Radiology is the medical discipline that uses medical imaging to diagnose and treat diseases within the bodies of animals and humans. A variety of imaging techniques such as X-ray radiography, ultrasound, computed tomography (CT), nuclear medicine including positron emission tomography (PET), fluoroscopy, and magnetic resonance imaging (MRI) are used to diagnose or treat diseases. Interventional radiology is the performance of usually minimally invasive medical procedures with the guidance of imaging technologies such as those mentioned above.
Radiology, also known as diagnostic imaging, is a series of tests that take pictures or images of parts of the body. The field encompasses two areas — diagnostic radiology and interventional radiology — that both use radiant energy to diagnose and treat diseases.
Types of RADIOLOGY:
Diagnostic radiology helps health care providers see structures inside your body. Doctors that specialize in the interpretation of these images are called diagnostic radiologists. Using the diagnostic images, the radiologist or other physicians can often:
Diagnose the cause of your symptoms
Monitor how well your body is responding to a treatment you are receiving for your disease or condition
Screen for different illnesses, such as breast cancer, colon cancer, or heart disease
The most common types of diagnostic radiology exams include:
Computed tomography (CT), also known as a computerized axial tomography (CAT) scan, including CT angiography
- Fluoroscopy, including upper GI and barium enema
- Magnetic resonance imaging (MRI) and magnetic resonance angiography (MRA)
- Nuclear medicine, which includes such tests as a bone scan, thyroid scan, and thallium cardiac stress test
- Plain x-rays, which includes chest x-ray
- Positron emission tomography, also called PET imaging, PET scan, or PET-CT when it is combined with CT
Interventional radiologists are doctors that use imaging such as CT, ultrasound, MRI, and fluoroscopy to help guide procedures. The imaging is helpful to the doctor when inserting catheters, wires, and other small instruments and tools into your body. This typically allows for smaller incisions (cuts).\
Doctors can use this technology to detect or treat conditions in almost any part of the body instead of directly looking inside of your body through a scope (camera) or with open surgery.
Interventional radiologists often are involved in treating cancers or tumors, blockages in the arteries and veins, fibroids in the uterus, back pain, liver problems, and kidney problems.
The doctor will make no incision or only a very small one. You rarely need to stay in the hospital after the procedure. Most people need only moderate sedation (medicines to help you relax).
Examples of interventional radiology procedures include:
- Angiography or angioplasty and stent placement
- Embolization to control bleeding
future of radiology:
Molecular imaging and genomics
Molecular imaging and genomics are growing areas of radiology. Molecular imaging allows biological processes within the body to be viewed at a cellular and molecular level. These techniques allow doctors to detect diseases at the earliest stages and can be used to diagnose and manage many different diseases and conditions. Genomics is the study of the body’s genes, their functions and their influence on the growth, development and working of the body.

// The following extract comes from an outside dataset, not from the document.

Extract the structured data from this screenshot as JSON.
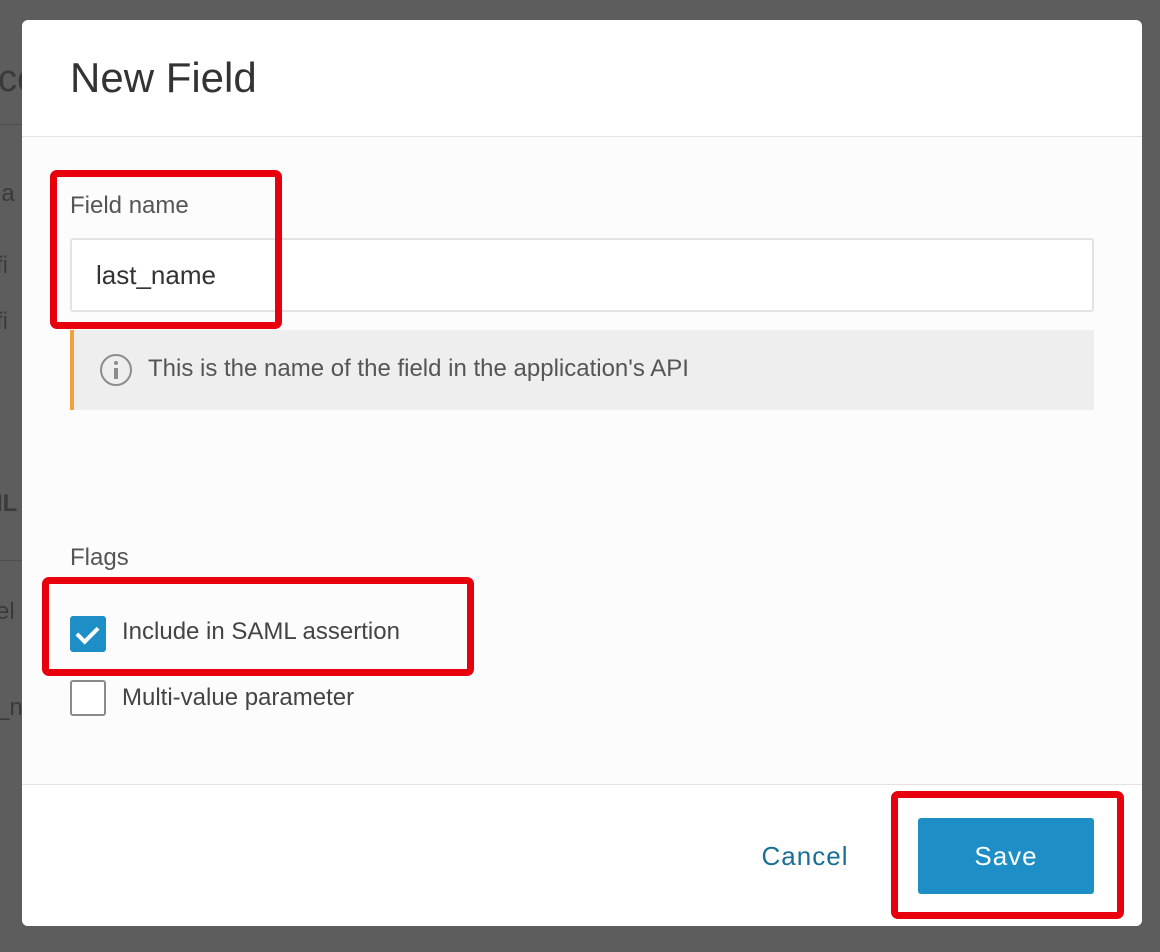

These new forms of diagnostics will revolutionise and wider healthcare, allowing doctors to predict and more accurately diagnosis disease and to develop personalised treatments.
Artificial intelligence (AI) will also have an important role to play in the future of . AI will become part of radiologists’ daily practice, helping clinicians improve efficiency and diagnostic capacity. AI has the potential to sift through a huge quantity of imaging data in seconds, assisting radiologists by helping to prioritise worklists and diagnoses. This in turn will give radiologists more time for direct patient care and vital research. As AI develops, its role in radiology will become more widespread and important.
Advancing interventional radiology
Demands for interventional radiology procedures are growing year-on-year across the UK and we will need to train more doctors in interventional techniques. For example, the NHS England Long Term Plan has ambitious aims to expand the provision of stroke thrombectomy and the National Institute for Health and Care Excellence now recommends artery embolisation for men with enlarged prostates – both types of procedure depend on hospitals having enough interventional radiologists.
Radiology is now the key diagnostic tool for many diseases and has an important role in monitoring treatment and predicting outcome. It has a number of imaging modalities in its armamentarium which have differing physical principles of varying complexity.